(Data items)
>>>>>

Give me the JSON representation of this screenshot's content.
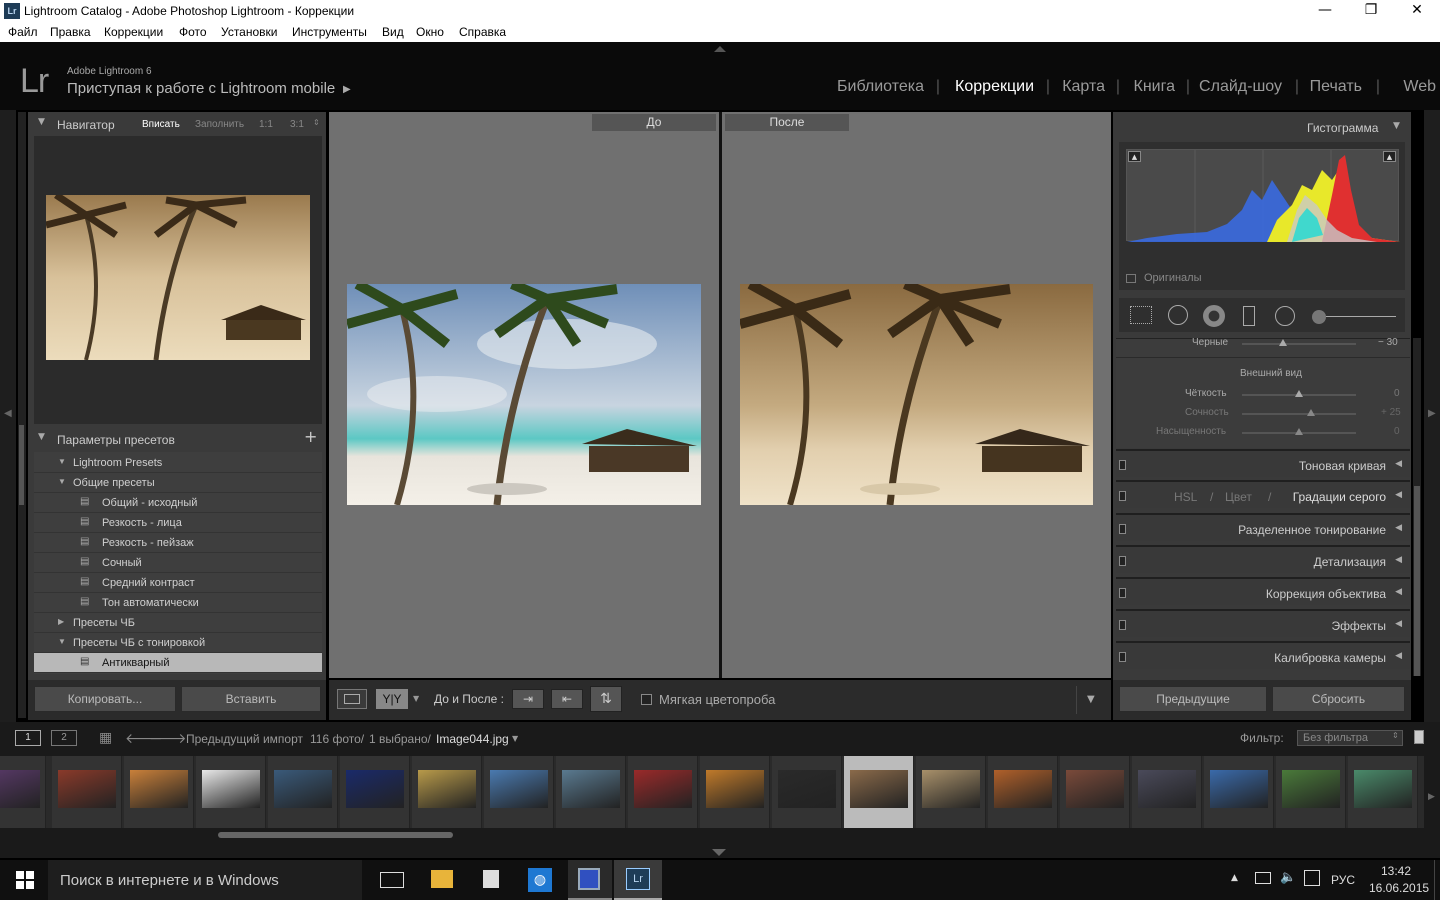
{
  "window": {
    "title": "Lightroom Catalog - Adobe Photoshop Lightroom - Коррекции",
    "app_icon": "Lr",
    "minimize": "—",
    "maximize": "❐",
    "close": "✕"
  },
  "menu": [
    "Файл",
    "Правка",
    "Коррекции",
    "Фото",
    "Установки",
    "Инструменты",
    "Вид",
    "Окно",
    "Справка"
  ],
  "header": {
    "logo": "Lr",
    "version": "Adobe Lightroom 6",
    "mobile": "Приступая к работе с Lightroom mobile"
  },
  "modules": [
    "Библиотека",
    "Коррекции",
    "Карта",
    "Книга",
    "Слайд-шоу",
    "Печать",
    "Web"
  ],
  "active_module": "Коррекции",
  "navigator": {
    "title": "Навигатор",
    "options": [
      "Вписать",
      "Заполнить",
      "1:1",
      "3:1"
    ]
  },
  "presets": {
    "title": "Параметры пресетов",
    "add": "+",
    "items": [
      {
        "label": "Lightroom Presets",
        "level": 0,
        "expanded": true
      },
      {
        "label": "Общие пресеты",
        "level": 0,
        "expanded": true
      },
      {
        "label": "Общий - исходный",
        "level": 1
      },
      {
        "label": "Резкость - лица",
        "level": 1
      },
      {
        "label": "Резкость - пейзаж",
        "level": 1
      },
      {
        "label": "Сочный",
        "level": 1
      },
      {
        "label": "Средний контраст",
        "level": 1
      },
      {
        "label": "Тон автоматически",
        "level": 1
      },
      {
        "label": "Пресеты ЧБ",
        "level": 0,
        "expanded": false
      },
      {
        "label": "Пресеты ЧБ с тонировкой",
        "level": 0,
        "expanded": true
      },
      {
        "label": "Антикварный",
        "level": 1,
        "selected": true
      }
    ]
  },
  "left_buttons": {
    "copy": "Копировать...",
    "paste": "Вставить"
  },
  "compare": {
    "before": "До",
    "after": "После"
  },
  "toolbar": {
    "before_after_label": "До и После :",
    "soft_proof": "Мягкая цветопроба",
    "yy": "Y|Y"
  },
  "right": {
    "histogram_title": "Гистограмма",
    "originals": "Оригиналы",
    "blacks_label": "Черные",
    "blacks_value": "− 30",
    "presence_title": "Внешний вид",
    "presence": [
      {
        "label": "Чёткость",
        "value": "0",
        "pos": 0.5
      },
      {
        "label": "Сочность",
        "value": "+ 25",
        "pos": 0.62
      },
      {
        "label": "Насыщенность",
        "value": "0",
        "pos": 0.5
      }
    ],
    "sections": [
      "Тоновая кривая",
      "Разделенное тонирование",
      "Детализация",
      "Коррекция объектива",
      "Эффекты",
      "Калибровка камеры"
    ],
    "hsl": [
      "HSL",
      "/",
      "Цвет",
      "/",
      "Градации серого"
    ],
    "prev_button": "Предыдущие",
    "reset_button": "Сбросить"
  },
  "filmbar": {
    "page1": "1",
    "page2": "2",
    "source": "Предыдущий импорт",
    "count": "116 фото/",
    "selected": "1 выбрано/",
    "file": "Image044.jpg",
    "filter_label": "Фильтр:",
    "filter_value": "Без фильтра"
  },
  "thumb_colors": [
    "#5a3a6a",
    "#8a3a2a",
    "#c9803a",
    "#e8e8e8",
    "#3a5a7a",
    "#1a2a6a",
    "#b89a4a",
    "#4a7ab0",
    "#5a7a90",
    "#9a2a2a",
    "#c07a2a",
    "#2a2a2a",
    "#8a6a4a",
    "#a8906a",
    "#b0602a",
    "#7a4a3a",
    "#4a4a5a",
    "#3a6aaa",
    "#4a7a3a",
    "#4a8a6a"
  ],
  "taskbar": {
    "search": "Поиск в интернете и в Windows",
    "lang": "РУС",
    "time": "13:42",
    "date": "16.06.2015"
  }
}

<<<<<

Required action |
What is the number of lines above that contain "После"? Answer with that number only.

Response below |
2